At the Hilton Theater, the members of the competent Broadway cast headed by Raúl Esparza, Erin Dilly, and Philip Bosco seem comfortable with the fact that they are playing second banana to a wondrous invention. And the car is just that: a wondrous piece of technology that leaves audiences wondering how on earth stagecraft succeeds in getting a car airborne in such a seemingly effortless way. The performances from the three principals are quite good, but their characters are really nothing more than modified stock-figures: the widower-inventor father, the single, young, and very available daughter of a candy magnate, and the doddering grandfather always thinking of India when nature calls. It is particularly gratifying, though, to see a veteran like Philip Bosco singing and dancing the role of the grandfather that in generations past would have gone to the great George Rose.

I found the comprimario roles a lot more interesting. First there are the two Vulgarian spies, Boris and Goran, played by Robert Sella and Chip Zien, respectively. They spark up Act I with their duet "Act English." In the London show this song does not exist, instead the spies sing something called "Think Vulgar."

Marc Kudisch and Jan Maxwell are delicious in the roles of the Baron and Baroness of the country of Vulgaria (which looks a bit like a cartoon version of Nuremberg, circa 1936). Ms. Maxwell is hilarious as a Marlene Dietrich look-alike with a Freudian fear of children. Mr. Kudisch ably plays the role of the Baron: a despot, in turn ruled by an uncontrollable id, with a fascination for toys, stuffed animals, and thumb-sucking.

In the movie, two roles always stood out in my mind. One was the evil Childcatcher, memorably played by Robert Helpmann, and the Toymaker played by Benny Hill, a year before his bawdy shenanigans hit UK TV and would have probably cancelled out his chances of playing this sweetly natured role on CCBB. In this Broadway production the role of the Toymaker is played by Frank Raiter, and he leaves much to be desired, especially his club-footed readings of the last lines of his part.
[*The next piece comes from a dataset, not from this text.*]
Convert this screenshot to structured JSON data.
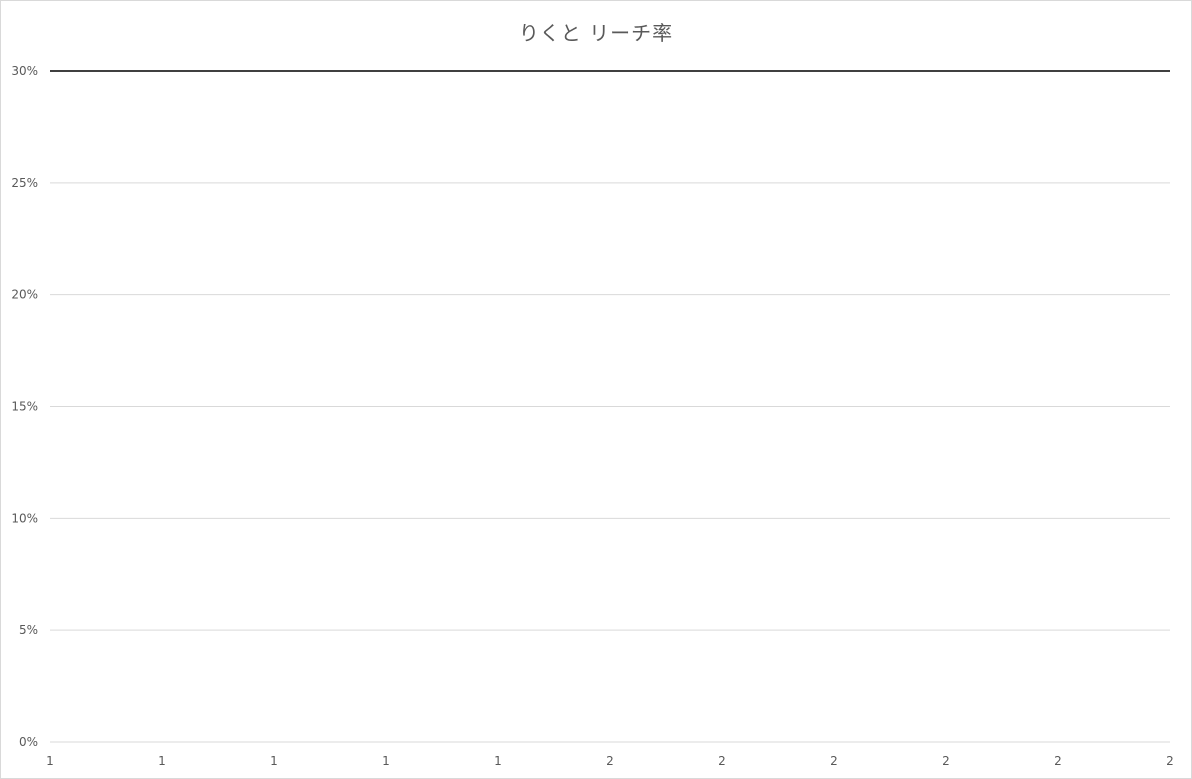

On the other hand, the Childcatcher is an inspired creation. Played memorably by Kevin Cahoon, and dressed all in black, with a wing-like cape, he is a slithering and disturbing vampire of a figure, clearly separated at birth from actor Max Schreck in the 1922 German Expressionist film Nosferatu. His solo song "Kiddy-Widdy-Winkies," sung with an unnatural Michael Jackson-like falsetto (Your reference has been "Duly Noted," Brian!) on a foggy Vulgarian street will scare the little ones and fascinate the adults -- or vice-versa.

Here lies the success of this show: like Sesame Street, the show appeals to both children and adults. The kids (and some adults I know) will love the dogs, the toys, and of course the flying car itself. But the adults will also love the double-entendres in such songs as "Toot Sweets," and "Truly Scrumptious," and also in the Baroness' line, when she looks at her childish husband, and regrets that she allowed "toys" into the marriage.

It's a nice show. You'll have fun. Go see it!